Mapping malaria resistance using the ACT Partner Drug Molecular Surveyor

In an article published in Malaria Journal, members of the WWARN Molecular Scientific and Informatics Group describe the development of WWARN’s ACT Partner Drug Molecular Surveyor. Launched in 2015, this online mapping tool supports the malaria community to track over nearly 20 years the prevalence of the molecular markers that are associated with antimalarial drug resistance.

Afox travel grant leads to breakthrough research on zika virus in angola

AfOx Travel Grant leads to breakthrough research on Zika virus in Angola

Thanks to an AfOx Travel Grant, Sarah Hill and Nuno Faria from Oxford Department of Zoology travelled to Luanda, Angola, to sequence viruses that cause severe disease. The first genomes of Zika virus detected in patients in Angola were thus sequenced. This method can help reveal the ‘family tree’ of viruses and better understand how viruses spread across the world. The researchers have now started to sequence additional viral genomes, from dengue and yellow fever, for similar studies on these viruses.

Paul sondo from nanoro burkina faso recounts the highlights from his crdf fellowship at wwarn

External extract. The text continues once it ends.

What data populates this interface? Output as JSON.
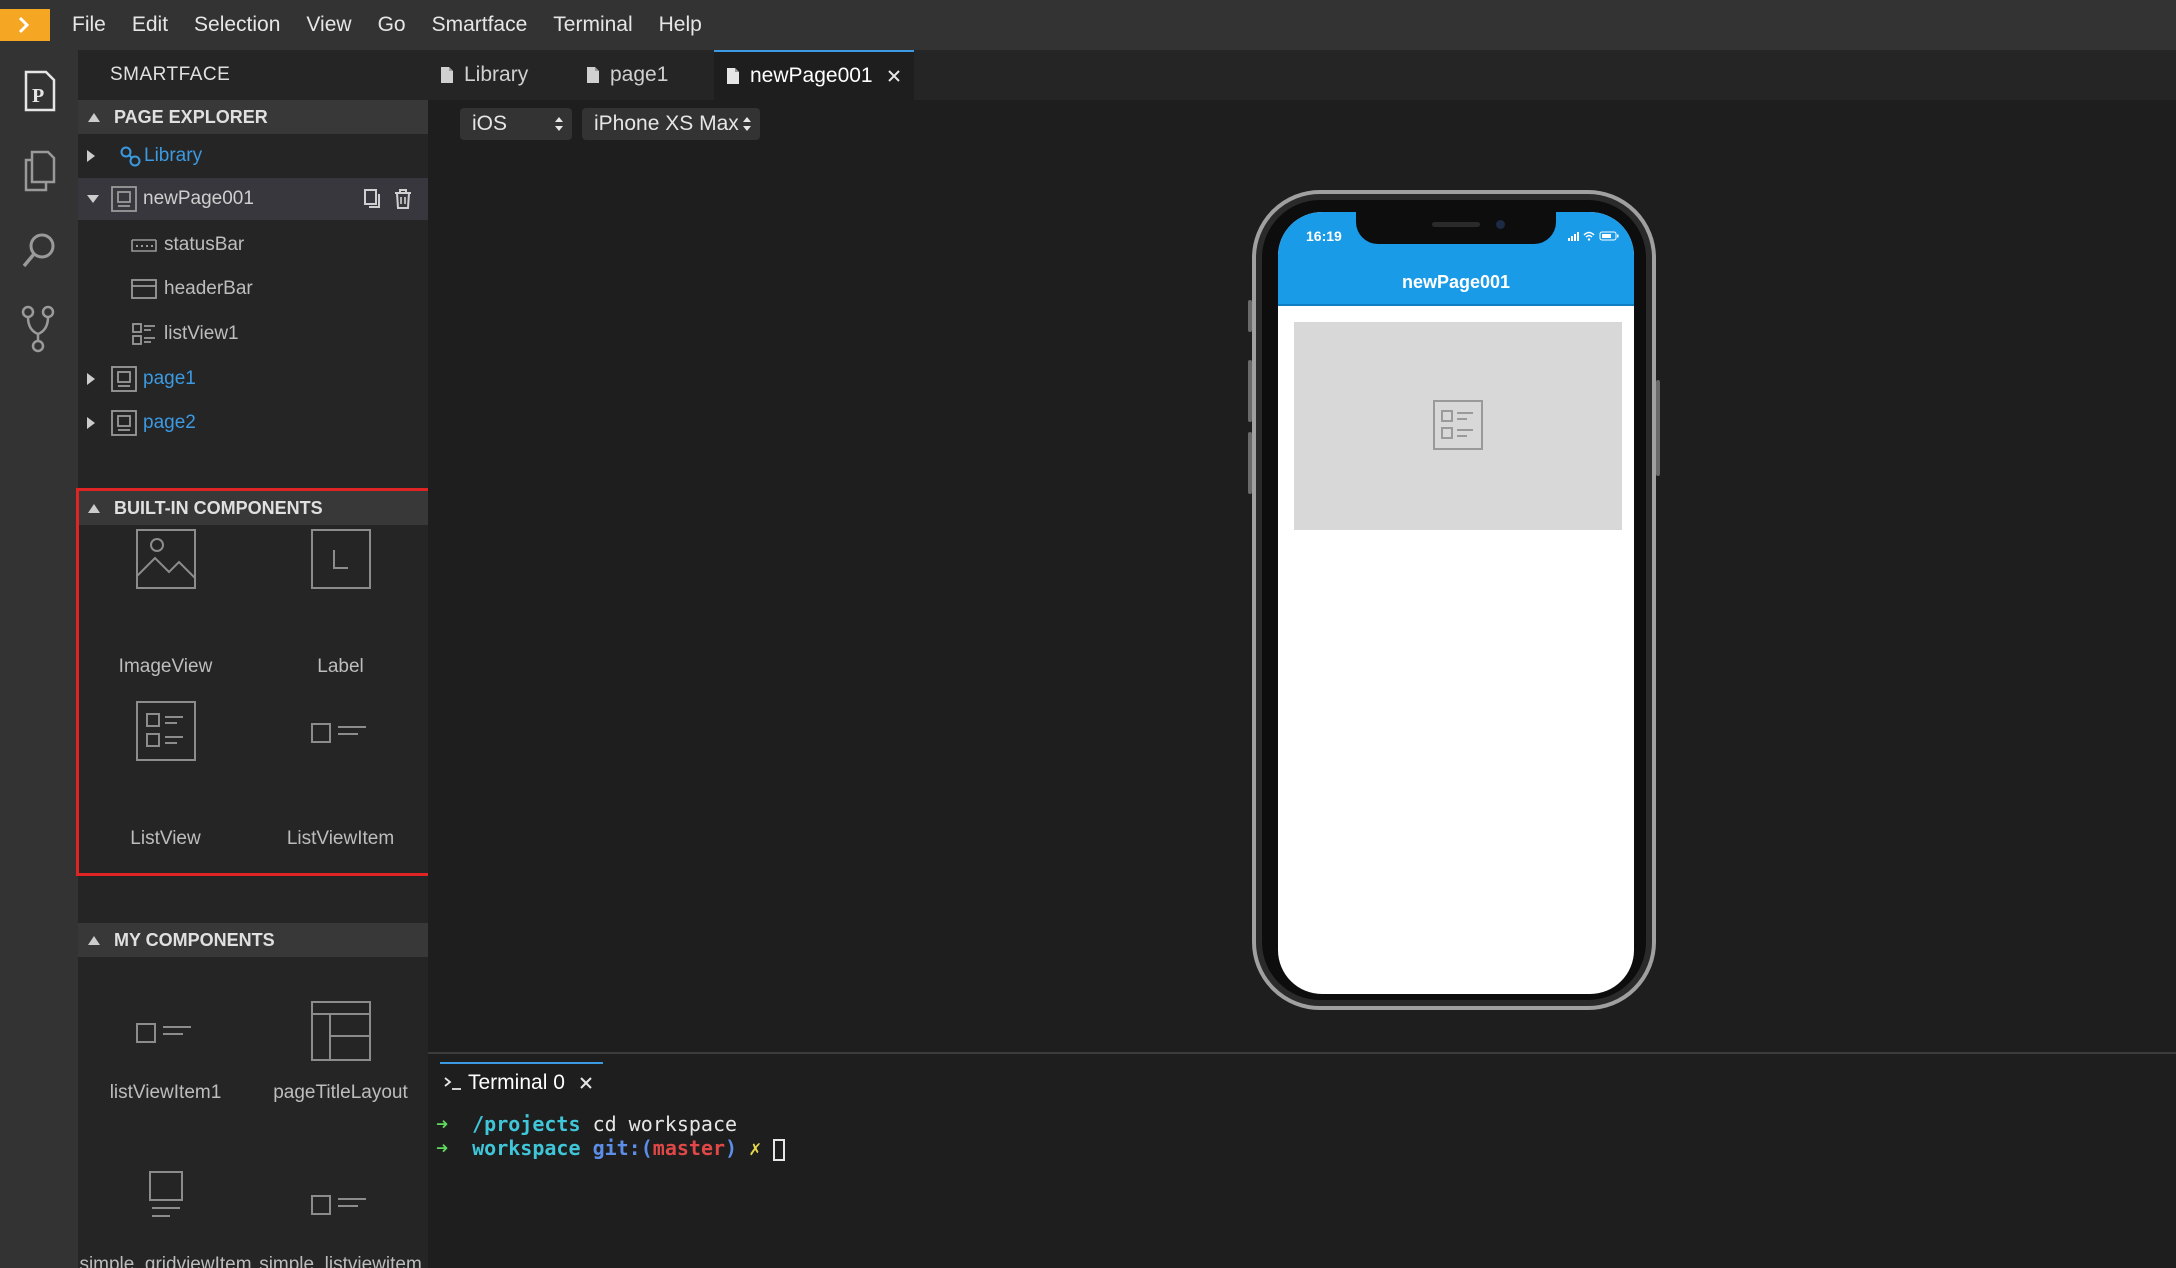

Paul Sondo from Nanoro, Burkina Faso, recounts the highlights from his CRDF Fellowship at WWARN

Paul Sondo, molecular parasitologist from the Clinical Research Unit of Nanora in Burkina Faso, spent the last 12 months with WWARN as a recipient of the Clinical Research and Development Fellowship. He tells us about his experience as a CRDF Fellow and how it is starting to impact on his clinical research back at the Clinical Research Unit of Nanora.

@Oxford Research Highlights

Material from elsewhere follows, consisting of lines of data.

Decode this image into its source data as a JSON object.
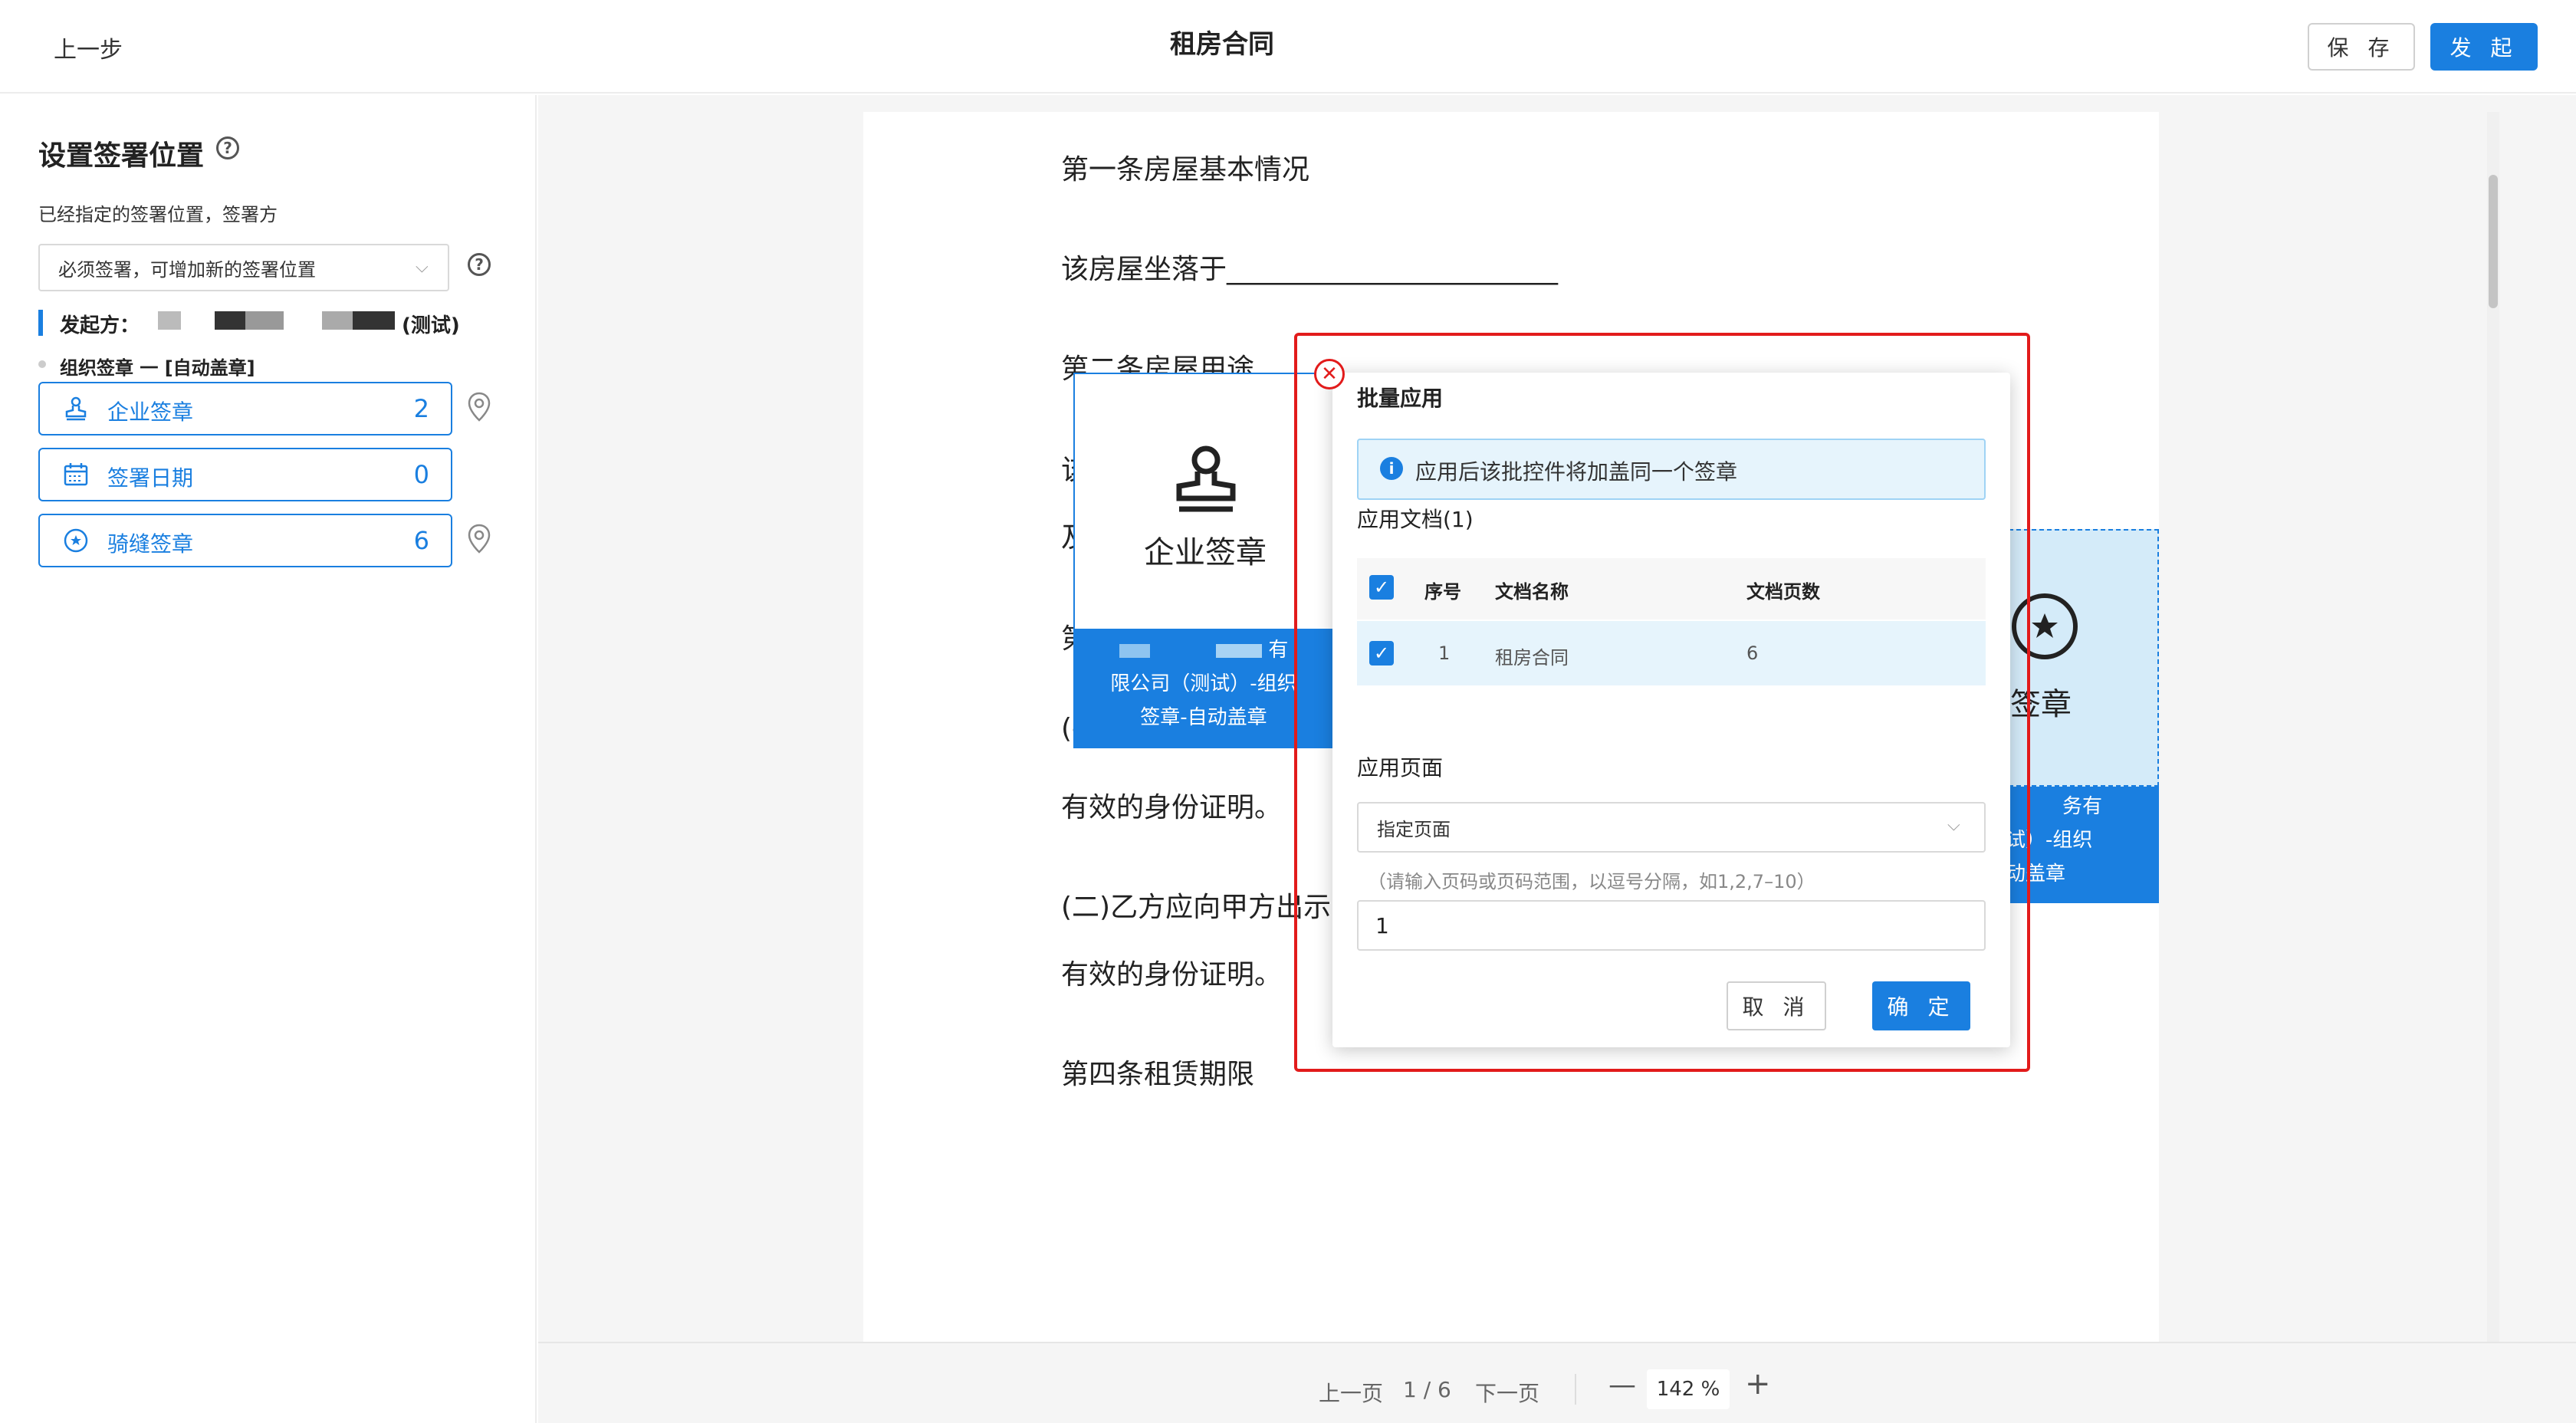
{
  "header": {
    "back_label": "上一步",
    "title": "租房合同",
    "save_label": "保 存",
    "send_label": "发 起"
  },
  "sidebar": {
    "title": "设置签署位置",
    "subtitle": "已经指定的签署位置，签署方",
    "rule_select": "必须签署，可增加新的签署位置",
    "sender_label": "发起方：",
    "sender_suffix": "(测试)",
    "group_label": "组织签章 一 [自动盖章]",
    "items": [
      {
        "label": "企业签章",
        "count": "2",
        "icon": "stamp-icon",
        "has_location": true
      },
      {
        "label": "签署日期",
        "count": "0",
        "icon": "calendar-icon",
        "has_location": false
      },
      {
        "label": "骑缝签章",
        "count": "6",
        "icon": "seal-circle-icon",
        "has_location": true
      }
    ]
  },
  "document": {
    "lines": [
      "第一条房屋基本情况",
      "该房屋坐落于________________________",
      "第二条房屋用途",
      "该",
      "及",
      "第",
      "(-",
      "有效的身份证明。",
      "(二)乙方应向甲方出示",
      "有效的身份证明。",
      "第四条租赁期限"
    ],
    "seal_widget": {
      "label": "企业签章",
      "caption_1": "有",
      "caption_2": "限公司（测试）-组织",
      "caption_3": "签章-自动盖章"
    },
    "ride_widget": {
      "label": "缝签章",
      "caption_1": "务有",
      "caption_2": "测试）-组织",
      "caption_3": "自动盖章"
    }
  },
  "dialog": {
    "title": "批量应用",
    "info": "应用后该批控件将加盖同一个签章",
    "docs_label": "应用文档(1)",
    "columns": [
      "序号",
      "文档名称",
      "文档页数"
    ],
    "rows": [
      {
        "index": "1",
        "name": "租房合同",
        "pages": "6"
      }
    ],
    "pages_label": "应用页面",
    "page_select": "指定页面",
    "hint": "（请输入页码或页码范围，以逗号分隔，如1,2,7–10）",
    "page_input": "1",
    "cancel_label": "取 消",
    "ok_label": "确 定"
  },
  "toolbar": {
    "prev_label": "上一页",
    "page_indicator": "1 / 6",
    "next_label": "下一页",
    "zoom_out": "—",
    "zoom_value": "142 %",
    "zoom_in": "+"
  },
  "colors": {
    "primary": "#1a7fe0",
    "annotation": "#e21b1b",
    "info_bg": "#e6f4fc"
  }
}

  • Secondary analysis and participation of those at the data source

    Posted 12/09/2018. The Infectious Diseases Data Observatory (IDDO) has answered a call from the Editors at Lancet Global Health to inform future policy and expectations on authorship of publications based on secondary use of data. The IDDO position, based on the promotion of equity, effectiveness and sustainability in global health research, serves as an excellent example of the collaborative approach endemic to the Center for Tropical Medicine and Global Health.

  • Treatment for malaria and malnutrition could impair normal height growth

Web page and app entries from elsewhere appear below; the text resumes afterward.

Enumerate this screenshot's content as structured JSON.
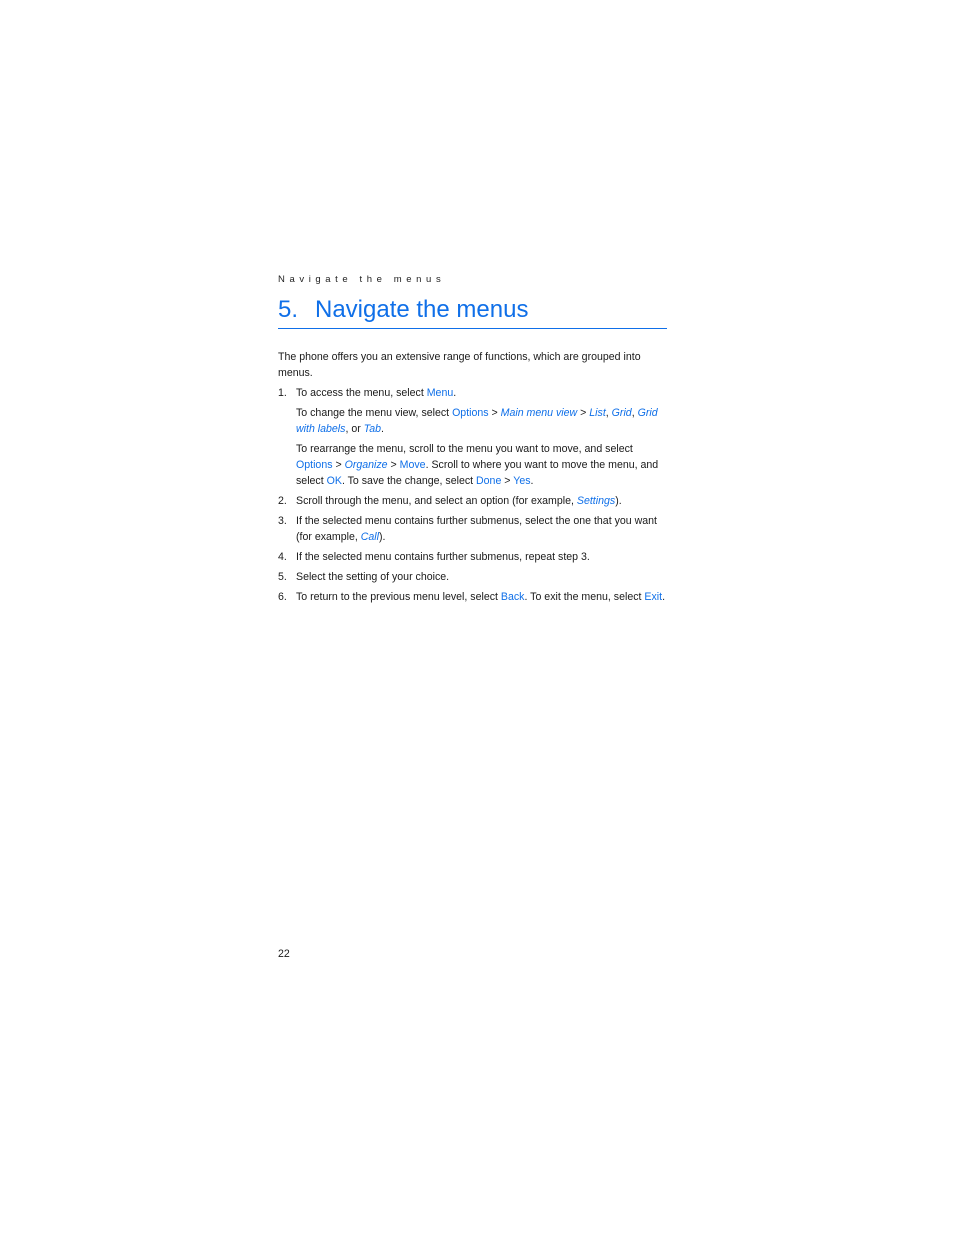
{
  "running_head": "Navigate the menus",
  "chapter": {
    "number": "5.",
    "title": "Navigate the menus"
  },
  "intro": "The phone offers you an extensive range of functions, which are grouped into menus.",
  "steps": [
    {
      "marker": "1.",
      "text": {
        "t1": "To access the menu, select ",
        "cmd1": "Menu",
        "t2": "."
      },
      "sub1": {
        "t1": "To change the menu view, select ",
        "cmd1": "Options",
        "sep1": " > ",
        "opt1": "Main menu view",
        "sep2": " > ",
        "opt2": "List",
        "sep3": ", ",
        "opt3": "Grid",
        "sep4": ", ",
        "opt4": "Grid with labels",
        "sep5": ", or ",
        "opt5": "Tab",
        "t2": "."
      },
      "sub2": {
        "t1": "To rearrange the menu, scroll to the menu you want to move, and select ",
        "cmd1": "Options",
        "sep1": " > ",
        "opt1": "Organize",
        "sep2": " > ",
        "cmd2": "Move",
        "t2": ". Scroll to where you want to move the menu, and select ",
        "cmd3": "OK",
        "t3": ". To save the change, select ",
        "cmd4": "Done",
        "sep3": " > ",
        "cmd5": "Yes",
        "t4": "."
      }
    },
    {
      "marker": "2.",
      "text": {
        "t1": "Scroll through the menu, and select an option (for example, ",
        "opt1": "Settings",
        "t2": ")."
      }
    },
    {
      "marker": "3.",
      "text": {
        "t1": "If the selected menu contains further submenus, select the one that you want (for example, ",
        "opt1": "Call",
        "t2": ")."
      }
    },
    {
      "marker": "4.",
      "text": "If the selected menu contains further submenus, repeat step 3."
    },
    {
      "marker": "5.",
      "text": "Select the setting of your choice."
    },
    {
      "marker": "6.",
      "text": {
        "t1": "To return to the previous menu level, select ",
        "cmd1": "Back",
        "t2": ". To exit the menu, select ",
        "cmd2": "Exit",
        "t3": "."
      }
    }
  ],
  "page_number": "22",
  "colors": {
    "accent": "#0f6fe8",
    "body_text": "#1a1a1a"
  }
}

    Posted 05/06/2018. Children suffering from malaria and malnutrition might experience diminished height growth when treated for both conditions simultaneously. Philippe Guerin and colleagues found that children treated for both falciparum malaria and uncomplicated severe acute malnutrition in Niger experienced a reduction in height gains while increasing their weight at the same time.

  • Tools for surveillance of anti-malarial drug resistance

    Posted 27/03/2018. This study proposes path for improving surveillance of antimalarial resistance through new technologies to produce molecular assays and capacity strengthening among national reference laboratories. After identifying deficiencies in method standardisation, study authors said a range of affordable techniques, combined with improved access to standardized protocols, training and proficiency testing, could boost surveillance efforts.

  • Adaptation of Plasmodium falciparum to its transmission environment Adaptation of Plasmodium falciparum to its transmission environment

    Posted 20/02/2018. The malaria parasite is a major cause of illness and deaths throughout the tropics. To survive, the malaria parasite needs to be transmitted by mosquitos form person to person. In this paper Martin Rono and colleagues show at the cellular and molecular level how the parasite balances its investment between growing efficiently in humans and maximising the chances of being transmitted by mosquitos, depending on the local environment.